There's plenty of news to report in the church, too. The NY Times takes a look at the new Anglican ordinariate that will welcome former Episcopalian communities into the Roman Catholic Church, while Pope Benedict has made official his plans for a Cuban visit in 2012. In the United States, the bishops are still focused on religious freedom in the year ahead, and Religion Dispatches' Sarah Posner takes a critical look at their agenda.

The Philadelphia Inquirer over the weekend reported on rumors that the city's new archbishop, Charles Chaput, may be planning to sell off the bishop's mansion that has become his new home. The decision, the paper reports, is linked to a likely closure of parishes and schools in the Philly archdiocese in the years ahead. And speaking of closures, the announcement of restructuring in the Detroit archdiocese created a somber mood at Christmas liturgies this year, as some attended Mass in parishes that may no longer exist by next Christmas.

Here's a story that we shouldn't have had to wait until 2012 for: A New Orleans Catholic school became the last holdout to officially put an end to using corporal punishment. What took them so long?

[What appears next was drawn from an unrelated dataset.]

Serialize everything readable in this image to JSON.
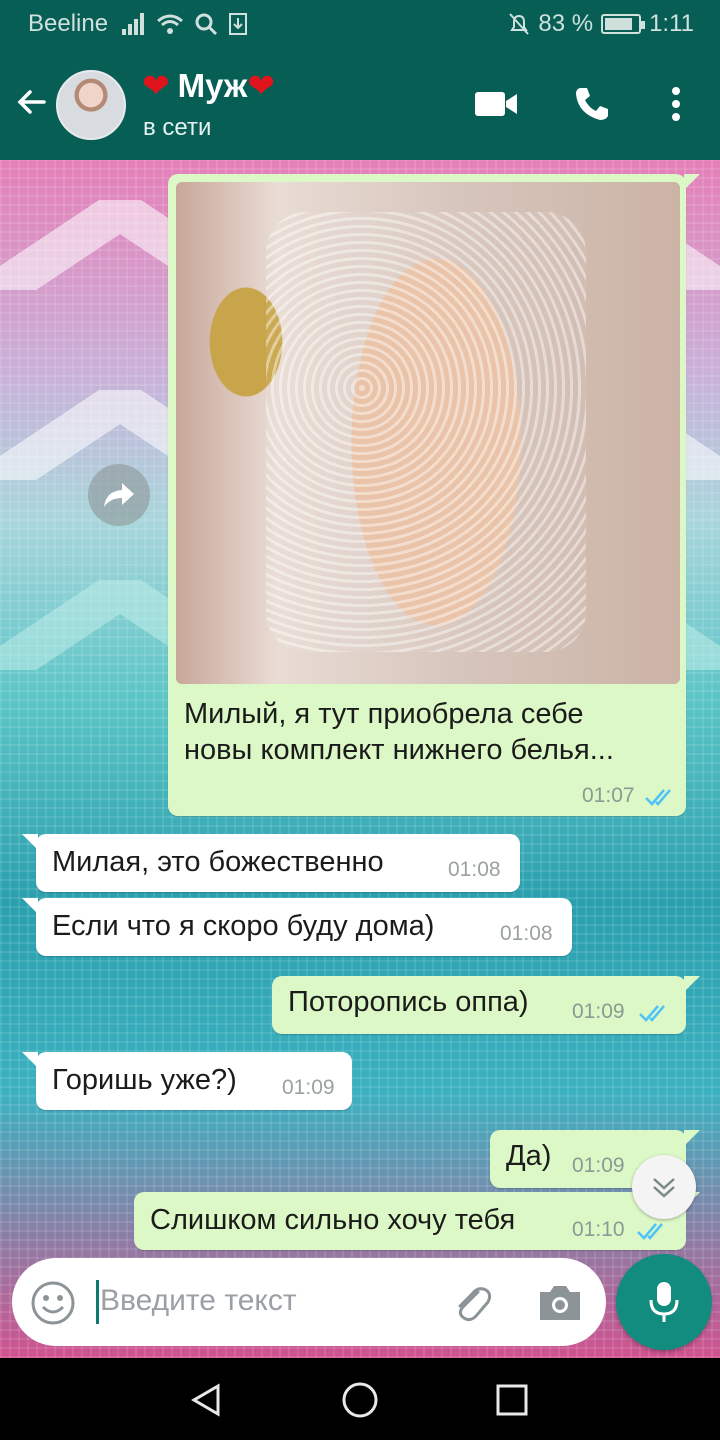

And finally, some good news for all who made New Year's resolutions to live a healthier lifestyle this year: The Bible can be good for your health. It's probably even better if you read it while you're on the treadmill.